Hearing loss usually progresses gradually, often going unnoticed for many years before it becomes obvious. Occasionally, however, hearing loss can occur in an instant, or over the course of a few short weeks. This is known as sudden hearing loss, and it can be very distressing for those it affects.
Sudden hearing loss may be temporary and hearing may be restored to normal eventually, or it could be permanent. It may affect one ear or both ears.
If you experience sudden hearing loss, it is important to seek urgent medical help.
What causes sudden hearing loss?
Possible causes of sudden hearing loss include:
A significant build up of ear wax in the ear canal can cause hearing to degenerate suddenly. Even if wax has been building up for some time, you will only experience hearing loss at the point when the wax blocks your ear canal completely. Do not try and use cotton buds to remove wax – this will make it worse by pushing the wax further inside your ear. Your GP will be able to remove it properly.
It is possible to develop infections in different parts of your ear, causing different symptoms. Infections that cause inflammation in the middle or outer ear are quite common, and can cause hearing loss that is usually temporary. These infections are generally very treatable.
Inner ear infections can also cause hearing loss, but these are generally more serious. Meningitis, measles or mumps can sometimes affect the inner ear and cause sudden permanent hearing loss. It is important to be immunised against these infections.
Head injuries, loud blasts and sudden large changes in air pressure can directly affect the delicate structures of the middle ear and the inner ear, causing sudden hearing loss. Depending on the extent of damage to the ear, hearing loss can be permanent or temporary after trauma.
4. Ototoxic drugs.
These are drugs that may cause damage to the inner ear, resulting in sudden hearing loss. When large doses of drugs are needed – for example, to treat cancer – the risk of hearing loss increases. Depending on the type of drug, the dosage and how the drug is taken, the hearing loss can be permanent or temporary. When a doctor prescribes you ototoxic drugs, they should discuss with you how it might affect your hearing.
5. Meniere’s disease.
Symptoms of Meniere’s dieases include tinnitus, low-tone hearing loss and bouts of dizziness. Sudden hearing loss may be short term, but can reoccur when symptoms return intermittently. Read more about Meniere’s disease here.
What to do if you experience sudden hearing loss
If you think you have sudden hearing loss in one or both ears, see your GP immediately. You should ask your GP for an urgent referral to an ear, nose and throat specialist for diagnosis and treatment.

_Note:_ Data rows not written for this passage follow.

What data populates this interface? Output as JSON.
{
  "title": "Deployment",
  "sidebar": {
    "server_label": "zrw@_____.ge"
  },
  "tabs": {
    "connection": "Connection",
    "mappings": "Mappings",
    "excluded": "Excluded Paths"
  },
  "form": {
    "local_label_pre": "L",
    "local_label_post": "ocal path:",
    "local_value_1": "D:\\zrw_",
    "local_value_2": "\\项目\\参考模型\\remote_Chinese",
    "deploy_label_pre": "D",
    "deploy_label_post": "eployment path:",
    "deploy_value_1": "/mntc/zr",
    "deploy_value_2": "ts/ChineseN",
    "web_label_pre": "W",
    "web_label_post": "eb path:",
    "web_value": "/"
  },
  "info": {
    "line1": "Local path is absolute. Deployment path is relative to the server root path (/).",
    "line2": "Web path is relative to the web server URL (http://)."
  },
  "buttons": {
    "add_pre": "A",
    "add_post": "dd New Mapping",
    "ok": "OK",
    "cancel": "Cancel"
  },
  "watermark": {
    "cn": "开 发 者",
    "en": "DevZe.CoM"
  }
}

If you can’t see your GP for some reason and your sudden hearing loss is severe, you should visit your nearest emergency department. It is likely that the hospital will have an ENT specialist who will carry out detailed tests to determine the type of hearing loss you have, as well as it’s severity.
Coping with sudden hearing loss
Losing your hearing suddenly can be very traumatic. All of a sudden your experience of the world is altered and it is not uncommon to feel bewildered and scared.
If your hearing does not return, it is important to come to terms with the drastic change. You will need help from specialists, friends, family, work colleagues and perhaps support groups of people who have gone through similar experiences. It’s common to feel angry and isolated at first, but if you’re not open with people you will end up feeling even more isolated.
One of the best ways to cope with sudden permanent hearing loss is to be fitted with hearing aids. These will make life a little easier as you learn to live with hearing loss. Connect Hearing offers a range of hearing aids to suit every lifestyle – you can view options here.